Grandmother graciously thanks Elliot Page for helping her grandchild come out as trans: ‘It means the world’

Vic Parsons
·3-min read

A 75-year-old grandmother has thanked Elliot Page for coming out, which has helped her own trans granddaughter to “live openly with freedom”.

Maryann Durmer, who describes herself as a “white, heterosexual cisgender woman who was raised in an authoritarian home”, wrote a moving personal essay for the Huffington Post called “A Love Letter To My Granddaughter (Who I Knew As My Grandson Until 5 Weeks Ago)”.

In the piece, Durmer says she is “grateful” that Elliot Page came out, thanking him for “using your fame and visibility to help other people”.

“Elliot Page recently announced that he is transgender, and as the grandmother of a transgender young woman, I am grateful that he did,” she wrote.

Durmer’s piece was published on Christmas Day, five months after her 22-year-old granddaughter came out as trans.

“When I heard the news,” Durmer said, “I texted her: ‘I talked to your dad last night. I’m so happy you came out, and I support you 100 per cent. I just wanted to stop by and tell you I love you. If there’s anything I can do to help you, I’m here.'”

Admitting that she’d spent the past six months wondering if her granddaughter was transitioning, Durmer said that that she feels the most important thing she can do is to try to understand “people who are different to me”.

“Like many others, I realised that organised religion messed me up and that I needed to rethink my biases and understanding of sexuality and gender,” she said.

“Maybe, in some cases, understanding a transgender person is easier for a non-family member,” Durmer continued. “There are no emotional bonds and no history with that person to look back on and reminisce about.

“But when it’s your grandchild who is transgender, it’s complicated. I worry that I may do or say something wrong by accident. Saying a new name after knowing a person for 20-plus years isn’t easy. It’s not just about my granddaughter changing. It’s also that I have no ‘how-to’ manual for processing my memories of my former grandson.

“All I know is that I love my granddaughter.”

Durmer has researched gender-affirming healthcare, issues that trans and non-binary people face, and watched films and read books to better understand her granddaughter’s experience.

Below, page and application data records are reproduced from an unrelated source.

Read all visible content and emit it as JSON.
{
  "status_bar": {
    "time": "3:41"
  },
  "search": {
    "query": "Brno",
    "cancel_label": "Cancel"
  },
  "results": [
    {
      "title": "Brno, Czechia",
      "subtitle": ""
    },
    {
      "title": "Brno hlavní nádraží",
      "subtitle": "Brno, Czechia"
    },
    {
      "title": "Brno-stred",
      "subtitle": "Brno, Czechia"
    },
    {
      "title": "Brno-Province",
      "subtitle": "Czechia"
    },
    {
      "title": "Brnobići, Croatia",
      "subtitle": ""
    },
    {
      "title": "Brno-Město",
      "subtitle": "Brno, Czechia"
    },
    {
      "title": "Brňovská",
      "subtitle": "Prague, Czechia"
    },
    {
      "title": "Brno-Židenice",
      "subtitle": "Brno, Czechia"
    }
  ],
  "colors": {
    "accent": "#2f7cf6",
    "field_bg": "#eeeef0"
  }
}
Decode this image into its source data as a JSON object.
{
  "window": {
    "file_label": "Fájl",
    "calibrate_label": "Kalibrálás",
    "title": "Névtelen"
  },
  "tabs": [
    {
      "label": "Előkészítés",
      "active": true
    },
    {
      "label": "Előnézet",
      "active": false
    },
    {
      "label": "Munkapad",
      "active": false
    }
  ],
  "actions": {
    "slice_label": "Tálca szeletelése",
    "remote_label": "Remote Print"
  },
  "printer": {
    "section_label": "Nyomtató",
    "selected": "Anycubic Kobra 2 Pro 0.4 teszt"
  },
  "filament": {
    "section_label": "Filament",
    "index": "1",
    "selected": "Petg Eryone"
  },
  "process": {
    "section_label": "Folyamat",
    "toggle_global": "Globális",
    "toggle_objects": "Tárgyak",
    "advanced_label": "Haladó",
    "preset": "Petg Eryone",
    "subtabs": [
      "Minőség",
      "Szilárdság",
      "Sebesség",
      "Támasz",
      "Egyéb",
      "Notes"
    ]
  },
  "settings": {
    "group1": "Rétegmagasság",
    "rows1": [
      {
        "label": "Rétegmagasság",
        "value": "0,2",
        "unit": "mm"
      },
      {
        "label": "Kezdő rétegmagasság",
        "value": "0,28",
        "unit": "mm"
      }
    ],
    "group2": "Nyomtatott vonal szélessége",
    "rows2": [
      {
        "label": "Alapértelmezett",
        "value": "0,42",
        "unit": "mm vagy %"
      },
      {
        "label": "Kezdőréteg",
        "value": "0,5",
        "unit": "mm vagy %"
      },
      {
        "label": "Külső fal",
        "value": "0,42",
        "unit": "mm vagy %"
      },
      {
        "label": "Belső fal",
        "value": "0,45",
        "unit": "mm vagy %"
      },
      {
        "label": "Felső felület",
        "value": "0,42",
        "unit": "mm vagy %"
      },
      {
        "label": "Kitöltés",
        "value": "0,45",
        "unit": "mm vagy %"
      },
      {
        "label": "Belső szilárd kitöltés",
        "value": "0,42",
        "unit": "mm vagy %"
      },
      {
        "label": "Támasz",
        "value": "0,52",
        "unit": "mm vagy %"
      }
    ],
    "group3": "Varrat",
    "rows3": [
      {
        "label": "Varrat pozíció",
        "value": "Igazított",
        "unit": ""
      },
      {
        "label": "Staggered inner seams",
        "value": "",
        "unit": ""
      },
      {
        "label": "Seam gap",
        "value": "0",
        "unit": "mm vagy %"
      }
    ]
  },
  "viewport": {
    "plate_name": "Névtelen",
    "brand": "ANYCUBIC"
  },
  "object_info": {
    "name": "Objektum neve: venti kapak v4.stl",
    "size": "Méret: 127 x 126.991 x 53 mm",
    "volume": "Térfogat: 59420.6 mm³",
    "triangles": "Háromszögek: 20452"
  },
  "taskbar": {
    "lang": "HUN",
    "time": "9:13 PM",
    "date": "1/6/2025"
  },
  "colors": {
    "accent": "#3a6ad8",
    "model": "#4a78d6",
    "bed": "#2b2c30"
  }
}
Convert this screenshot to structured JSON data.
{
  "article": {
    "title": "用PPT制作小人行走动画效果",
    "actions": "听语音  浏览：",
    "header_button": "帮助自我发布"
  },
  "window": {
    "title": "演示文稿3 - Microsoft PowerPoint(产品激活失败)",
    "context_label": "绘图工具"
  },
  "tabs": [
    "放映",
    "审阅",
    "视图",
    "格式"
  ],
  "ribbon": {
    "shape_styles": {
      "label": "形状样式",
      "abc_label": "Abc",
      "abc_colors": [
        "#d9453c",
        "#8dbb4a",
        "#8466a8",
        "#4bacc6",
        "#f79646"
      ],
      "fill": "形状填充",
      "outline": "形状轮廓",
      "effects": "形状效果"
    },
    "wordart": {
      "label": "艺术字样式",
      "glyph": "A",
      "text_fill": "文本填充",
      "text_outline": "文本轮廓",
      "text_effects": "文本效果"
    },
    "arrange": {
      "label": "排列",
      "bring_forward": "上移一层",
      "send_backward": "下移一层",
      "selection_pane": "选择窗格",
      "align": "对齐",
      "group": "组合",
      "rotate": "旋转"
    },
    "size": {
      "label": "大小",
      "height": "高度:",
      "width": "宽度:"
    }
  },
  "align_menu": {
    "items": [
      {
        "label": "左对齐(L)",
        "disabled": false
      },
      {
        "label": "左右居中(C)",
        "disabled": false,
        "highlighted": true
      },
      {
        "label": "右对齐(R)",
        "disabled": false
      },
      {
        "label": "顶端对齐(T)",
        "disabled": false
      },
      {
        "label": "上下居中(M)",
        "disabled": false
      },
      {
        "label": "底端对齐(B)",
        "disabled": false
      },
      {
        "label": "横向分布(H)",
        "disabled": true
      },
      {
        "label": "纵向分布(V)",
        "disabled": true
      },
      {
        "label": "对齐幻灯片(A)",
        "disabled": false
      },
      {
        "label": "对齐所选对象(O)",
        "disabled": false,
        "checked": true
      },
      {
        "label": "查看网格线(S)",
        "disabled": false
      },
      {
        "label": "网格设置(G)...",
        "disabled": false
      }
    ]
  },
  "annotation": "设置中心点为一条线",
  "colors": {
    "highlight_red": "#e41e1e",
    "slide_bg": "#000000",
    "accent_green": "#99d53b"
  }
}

“This new knowledge helps me to support my granddaughter,” Durmer writes, but adds that this “doesn’t necessarily mean it’s easy to change my ways” and says she has struggled with mistakenly using her granddaughters dead name.

“But I am committed to doing everything I can to embrace her as the beautiful young woman she is (including apologising if I do make a mistake), and I want to learn as much as possible to help our whole family make this transition easier for my new granddaughter,” Durmer said. “After all, a matriarch’s position should not be underestimated.”

Durmer, who went to “12 years of Catholic school in a middle-class white Bronx neighbourhood”, says she has been praying that her granddaughter is protected from “the hate and intolerance often expressed openly by people in the state where she lives”.

But most importantly, she prays that her granddaughter can live her truth.

“To my granddaughter, I say: Thank you for teaching me the value of living an authentic life,” she concluded her essay. “I am proud to be your grandmother. And as my thoughts and heart transition to embrace this new you, please know one thing isn’t changing ― I love you.”